What to do –
In the records, each line holding "true" must be reported.

Data records –
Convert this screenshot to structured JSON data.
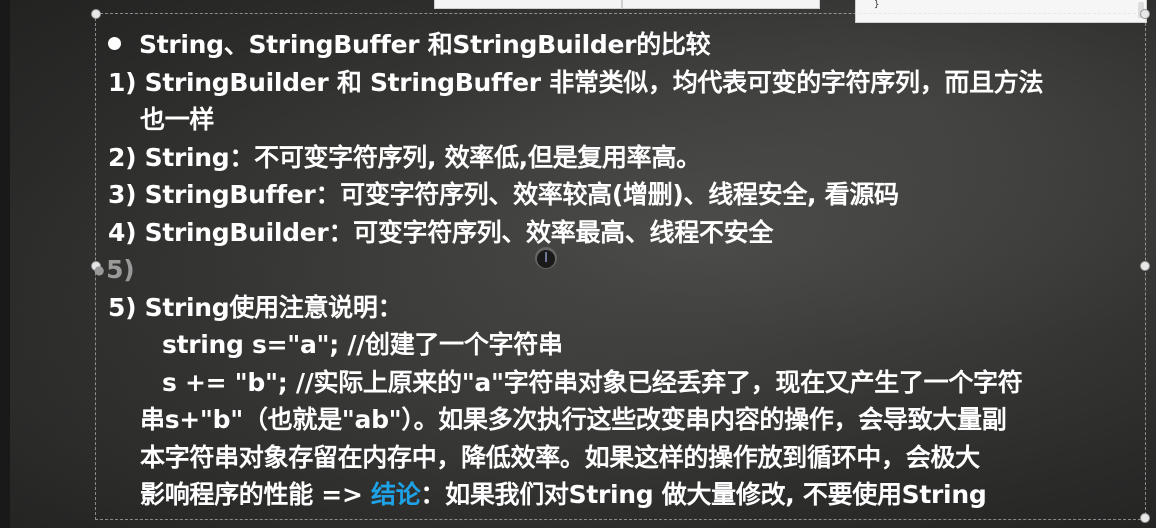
{
  "slide": {
    "bullet_title": "String、StringBuffer 和StringBuilder的比较",
    "item1_line1": "1) StringBuilder 和 StringBuffer 非常类似，均代表可变的字符序列，而且方法",
    "item1_line2": "也一样",
    "item2": "2) String：不可变字符序列, 效率低,但是复用率高。",
    "item3": "3) StringBuffer：可变字符序列、效率较高(增删)、线程安全, 看源码",
    "item4": "4) StringBuilder：可变字符序列、效率最高、线程不安全",
    "item5_placeholder": "5)",
    "item5_title": "5) String使用注意说明：",
    "code_line1": "string s=\"a\"; //创建了一个字符串",
    "code_line2": "s += \"b\"; //实际上原来的\"a\"字符串对象已经丢弃了，现在又产生了一个字符",
    "para_line1": "串s+\"b\"（也就是\"ab\"）。如果多次执行这些改变串内容的操作，会导致大量副",
    "para_line2": "本字符串对象存留在内存中，降低效率。如果这样的操作放到循环中，会极大",
    "para_line3_prefix": "影响程序的性能 => ",
    "para_line3_accent": "结论",
    "para_line3_suffix": "：如果我们对String 做大量修改, 不要使用String"
  },
  "thumbnail": {
    "code_snippet": "}"
  },
  "colors": {
    "text": "#ffffff",
    "accent": "#1fa3e8",
    "dim": "#9a9a9a",
    "board": "#3a3a38"
  },
  "icons": {
    "cursor": "text-cursor-icon",
    "bullet": "bullet-dot-icon"
  }
}
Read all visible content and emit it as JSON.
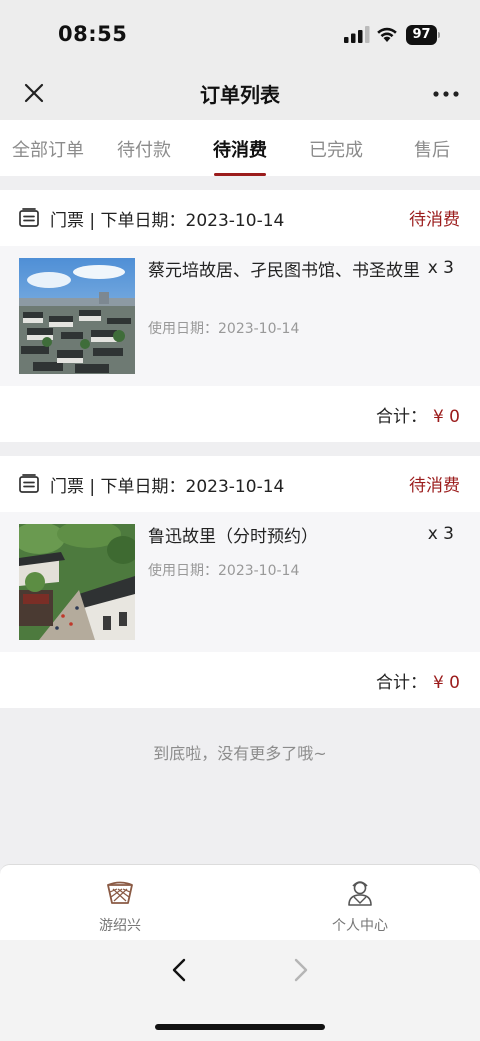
{
  "status_bar": {
    "time": "08:55",
    "battery": "97"
  },
  "nav": {
    "title": "订单列表"
  },
  "tabs": [
    {
      "label": "全部订单",
      "active": false
    },
    {
      "label": "待付款",
      "active": false
    },
    {
      "label": "待消费",
      "active": true
    },
    {
      "label": "已完成",
      "active": false
    },
    {
      "label": "售后",
      "active": false
    }
  ],
  "orders": [
    {
      "category_date": "门票 | 下单日期：2023-10-14",
      "status": "待消费",
      "item_name": "蔡元培故居、孑民图书馆、书圣故里",
      "quantity": "x 3",
      "use_date": "使用日期：2023-10-14",
      "total_label": "合计：",
      "total_price": "¥ 0"
    },
    {
      "category_date": "门票 | 下单日期：2023-10-14",
      "status": "待消费",
      "item_name": "鲁迅故里（分时预约）",
      "quantity": "x 3",
      "use_date": "使用日期：2023-10-14",
      "total_label": "合计：",
      "total_price": "¥ 0"
    }
  ],
  "end_message": "到底啦，没有更多了哦~",
  "bottom_nav": [
    {
      "label": "游绍兴",
      "icon": "basket-icon"
    },
    {
      "label": "个人中心",
      "icon": "person-icon"
    }
  ],
  "colors": {
    "accent": "#9b1c1c",
    "background": "#efeff1"
  }
}
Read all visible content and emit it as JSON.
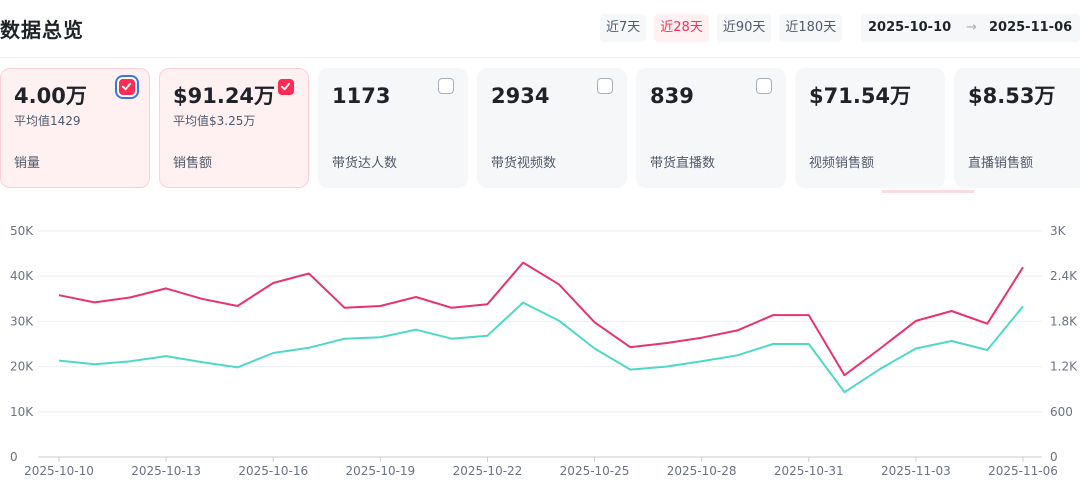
{
  "header": {
    "title": "数据总览",
    "ranges": [
      {
        "label": "近7天",
        "active": false
      },
      {
        "label": "近28天",
        "active": true
      },
      {
        "label": "近90天",
        "active": false
      },
      {
        "label": "近180天",
        "active": false
      }
    ],
    "date_start": "2025-10-10",
    "date_arrow": "→",
    "date_end": "2025-11-06"
  },
  "cards": [
    {
      "value": "4.00万",
      "avg": "平均值1429",
      "label": "销量",
      "checked": true
    },
    {
      "value": "$91.24万",
      "avg": "平均值$3.25万",
      "label": "销售额",
      "checked": true
    },
    {
      "value": "1173",
      "avg": "",
      "label": "带货达人数",
      "checked": false
    },
    {
      "value": "2934",
      "avg": "",
      "label": "带货视频数",
      "checked": false
    },
    {
      "value": "839",
      "avg": "",
      "label": "带货直播数",
      "checked": false
    },
    {
      "value": "$71.54万",
      "avg": "",
      "label": "视频销售额",
      "checked": false
    },
    {
      "value": "$8.53万",
      "avg": "",
      "label": "直播销售额",
      "checked": false
    }
  ],
  "colors": {
    "accent": "#fe2c55",
    "series_sales": "#e8336d",
    "series_volume": "#4fd8c8"
  },
  "chart_data": {
    "type": "line",
    "x": [
      "2025-10-10",
      "2025-10-11",
      "2025-10-12",
      "2025-10-13",
      "2025-10-14",
      "2025-10-15",
      "2025-10-16",
      "2025-10-17",
      "2025-10-18",
      "2025-10-19",
      "2025-10-20",
      "2025-10-21",
      "2025-10-22",
      "2025-10-23",
      "2025-10-24",
      "2025-10-25",
      "2025-10-26",
      "2025-10-27",
      "2025-10-28",
      "2025-10-29",
      "2025-10-30",
      "2025-10-31",
      "2025-11-01",
      "2025-11-02",
      "2025-11-03",
      "2025-11-04",
      "2025-11-05",
      "2025-11-06"
    ],
    "x_ticks": [
      "2025-10-10",
      "2025-10-13",
      "2025-10-16",
      "2025-10-19",
      "2025-10-22",
      "2025-10-25",
      "2025-10-28",
      "2025-10-31",
      "2025-11-03",
      "2025-11-06"
    ],
    "y_left": {
      "ticks": [
        "0",
        "10K",
        "20K",
        "30K",
        "40K",
        "50K"
      ],
      "ylim": [
        0,
        50000
      ]
    },
    "y_right": {
      "ticks": [
        "0",
        "600",
        "1.2K",
        "1.8K",
        "2.4K",
        "3K"
      ],
      "ylim": [
        0,
        3000
      ]
    },
    "series": [
      {
        "axis": "left",
        "color": "#e8336d",
        "values": [
          35800,
          34200,
          35300,
          37300,
          35000,
          33400,
          38500,
          40600,
          33000,
          33400,
          35400,
          33000,
          33800,
          43000,
          38200,
          29800,
          24300,
          25200,
          26400,
          28000,
          31400,
          31400,
          18100,
          24000,
          30100,
          32300,
          29500,
          42000
        ]
      },
      {
        "axis": "right",
        "color": "#4fd8c8",
        "values": [
          1280,
          1230,
          1270,
          1340,
          1260,
          1190,
          1380,
          1450,
          1570,
          1590,
          1690,
          1570,
          1610,
          2050,
          1810,
          1440,
          1160,
          1200,
          1270,
          1350,
          1500,
          1500,
          860,
          1170,
          1440,
          1540,
          1420,
          2000
        ]
      }
    ]
  }
}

Your solution –
      "active": true
        "active": true
      "checked": true
      "checked": true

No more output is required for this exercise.